The Princess Bride is is like a breath of fresh air. It's not true satire because it doesn't openly ridicule the genre, but it's not afraid to laugh at itself either. Basically the gist of the story is as follows--a beautiful girl named Buttercup falls in love with a farmboy, who then goes off to seek his fortune and is reportedly killed by pirates. Five years later the prince of the land chooses Buttercup as his reluctant bride. Before the wedding, Buttercup is kidnapped by a trio of men who plan to blame her death on a rival country with the intent of starting a war.

Fortunately, Buttercup is rescued by a mysterious man in black who turns out to be her long-lost farmboy. Unfortunately, the evil prince is still intent on making Buttercup his bride, and the rest of the story is pretty much about how the two of them escape and live happily ever after.



Inigo Montoya: Let me 'splain.
[pause]
Inigo Montoya: No, there is too much. Let me sum up.
:lol:

Gillianren
2005-Apr-29, 01:36 AM
And has anyone else out there read S. Morgenstern's other extant classic, The Silent Gondoliers?

yes! it's around here somewhere, like all my other books!

I've had to explain the joke to people, some of whom swear a FOAF of theirs owns a copy of the unabridged. I'm not so fond of chapter one of Buttercup's Baby, though.
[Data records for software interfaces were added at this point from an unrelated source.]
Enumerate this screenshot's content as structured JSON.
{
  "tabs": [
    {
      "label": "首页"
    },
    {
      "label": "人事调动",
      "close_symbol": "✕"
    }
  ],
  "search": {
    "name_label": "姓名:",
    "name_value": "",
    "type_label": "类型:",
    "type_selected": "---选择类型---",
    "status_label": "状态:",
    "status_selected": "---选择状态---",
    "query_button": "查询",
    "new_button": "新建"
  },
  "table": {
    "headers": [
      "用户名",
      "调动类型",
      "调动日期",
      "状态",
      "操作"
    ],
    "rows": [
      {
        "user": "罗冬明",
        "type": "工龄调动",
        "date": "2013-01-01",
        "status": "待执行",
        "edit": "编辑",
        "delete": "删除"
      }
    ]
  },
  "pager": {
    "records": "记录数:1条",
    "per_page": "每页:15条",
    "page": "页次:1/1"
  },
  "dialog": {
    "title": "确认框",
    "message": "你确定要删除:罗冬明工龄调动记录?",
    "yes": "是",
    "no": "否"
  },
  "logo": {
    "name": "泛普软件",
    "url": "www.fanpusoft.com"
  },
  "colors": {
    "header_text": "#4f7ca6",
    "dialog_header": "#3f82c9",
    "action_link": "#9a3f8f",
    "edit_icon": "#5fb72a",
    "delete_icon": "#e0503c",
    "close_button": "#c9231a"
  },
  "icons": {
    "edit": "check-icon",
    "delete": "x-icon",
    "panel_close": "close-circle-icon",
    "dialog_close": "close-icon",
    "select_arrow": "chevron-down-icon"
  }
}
the only thing about the movie adaptation is that they leave out my favorite line.


"I swear on the soul of Domingo Montoya you will reach the top alive."
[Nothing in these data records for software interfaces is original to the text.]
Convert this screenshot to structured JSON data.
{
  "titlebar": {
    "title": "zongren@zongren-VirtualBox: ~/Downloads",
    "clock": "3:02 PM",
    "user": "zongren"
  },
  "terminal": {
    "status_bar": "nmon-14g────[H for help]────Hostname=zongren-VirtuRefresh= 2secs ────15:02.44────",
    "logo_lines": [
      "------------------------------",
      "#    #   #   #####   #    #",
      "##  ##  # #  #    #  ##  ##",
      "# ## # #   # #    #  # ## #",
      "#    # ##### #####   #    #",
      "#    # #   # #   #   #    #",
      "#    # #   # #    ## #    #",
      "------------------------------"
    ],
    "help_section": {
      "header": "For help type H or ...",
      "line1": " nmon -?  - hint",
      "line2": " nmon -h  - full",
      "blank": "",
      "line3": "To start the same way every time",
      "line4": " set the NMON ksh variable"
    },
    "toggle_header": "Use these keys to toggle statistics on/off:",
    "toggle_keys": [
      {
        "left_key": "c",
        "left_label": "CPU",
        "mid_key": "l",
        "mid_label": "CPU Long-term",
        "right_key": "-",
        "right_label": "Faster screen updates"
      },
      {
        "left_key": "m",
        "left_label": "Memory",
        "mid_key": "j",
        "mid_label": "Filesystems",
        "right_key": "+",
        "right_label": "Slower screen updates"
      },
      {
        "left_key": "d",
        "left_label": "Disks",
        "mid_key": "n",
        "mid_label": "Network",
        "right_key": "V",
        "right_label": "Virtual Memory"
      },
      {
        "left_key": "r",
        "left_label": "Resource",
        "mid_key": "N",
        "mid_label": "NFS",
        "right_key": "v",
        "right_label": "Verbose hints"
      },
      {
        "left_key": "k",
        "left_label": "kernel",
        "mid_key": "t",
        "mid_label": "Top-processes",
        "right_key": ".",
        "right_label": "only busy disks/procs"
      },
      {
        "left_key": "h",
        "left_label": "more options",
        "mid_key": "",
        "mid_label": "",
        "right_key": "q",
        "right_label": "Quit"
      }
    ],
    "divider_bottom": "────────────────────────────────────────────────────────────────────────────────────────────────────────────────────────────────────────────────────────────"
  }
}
[narrative bit I can't remember] "I do not know this Domingo of yours, but something in your tone says I must trust you. Throw me the rope."

Jpax2003
2005-Apr-29, 02:06 AM
My favorite line, among many, is when the man in black and Inigo Montoya face off man to man with this macho exchange:
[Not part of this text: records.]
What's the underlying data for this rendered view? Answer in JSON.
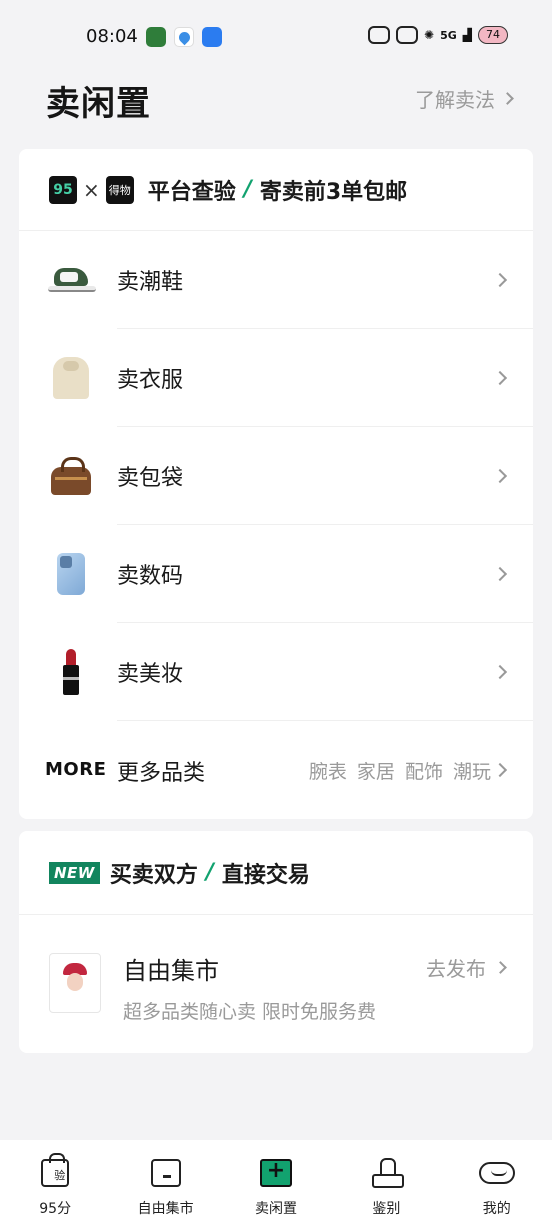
{
  "status_bar": {
    "time": "08:04",
    "network": "5G",
    "battery": "74"
  },
  "header": {
    "title": "卖闲置",
    "learn_link": "了解卖法"
  },
  "sell_card": {
    "logo_left": "95",
    "logo_right": "得物",
    "banner_part1": "平台查验",
    "banner_slash": "/",
    "banner_part2": "寄卖前3单包邮",
    "categories": [
      {
        "label": "卖潮鞋",
        "icon": "sneaker-icon"
      },
      {
        "label": "卖衣服",
        "icon": "hoodie-icon"
      },
      {
        "label": "卖包袋",
        "icon": "handbag-icon"
      },
      {
        "label": "卖数码",
        "icon": "phone-icon"
      },
      {
        "label": "卖美妆",
        "icon": "lipstick-icon"
      }
    ],
    "more": {
      "tag": "MORE",
      "label": "更多品类",
      "sub": "腕表 家居 配饰 潮玩"
    }
  },
  "market_card": {
    "new_tag": "NEW",
    "banner_part1": "买卖双方",
    "banner_slash": "/",
    "banner_part2": "直接交易",
    "title": "自由集市",
    "subtitle": "超多品类随心卖 限时免服务费",
    "action": "去发布"
  },
  "tab_bar": {
    "tabs": [
      {
        "label": "95分",
        "icon": "shopping-bag-icon",
        "bag_text": "验"
      },
      {
        "label": "自由集市",
        "icon": "market-icon"
      },
      {
        "label": "卖闲置",
        "icon": "sell-plus-icon",
        "active": true
      },
      {
        "label": "鉴别",
        "icon": "stamp-icon"
      },
      {
        "label": "我的",
        "icon": "profile-icon"
      }
    ]
  },
  "colors": {
    "accent": "#12a26f",
    "new_tag": "#12855e",
    "background": "#f3f3f5",
    "muted_text": "#9a9a9a"
  }
}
"You seem a decent fellow. I hate to kill you"

"You seem a decent fellow, I hate to die."

sts60
2005-Apr-29, 03:44 PM
And, of course, the line handiest to a veteran BABBBSer (BABB Brute Squad member):

"You use that word a great deal. I do not think it means what you think it means." =D>

It's one of those brilliant movies that has remained more or less under the radar. I didn't know there was a book. Must get book!

Moose
2005-Apr-29, 04:28 PM
It's one of those brilliant movies that has remained more or less under the radar. I didn't know there was a book. Must get book!

Make sure you get the S. Morgenstern version. The Goldman abridgement is excellent, mind you, but Morgenstern's full wedding scene is not to be skipped. They really shouldn't have trimmed the priest's hilarious sermon as much as they did. "Mawwiage is what bwings us hewe today..."

Grey
2005-Apr-29, 04:51 PM
Make sure you get the S. Morgenstern version. The Goldman abridgement is excellent, mind you, but Morgenstern's full wedding scene is not to be skipped.
Isn't this where we came in? :D

Moose
2005-Apr-29, 05:28 PM
Make sure you get the S. Morgenstern version. The Goldman abridgement is excellent, mind you, but Morgenstern's full wedding scene is not to be skipped.
Isn't this where we came in? :D

Hey, it's worth a shot. :lol:

Staiduk
2005-May-01, 03:39 PM
I wonder if GLP has a 'S. morgenstern is real' thread somewhere? ;)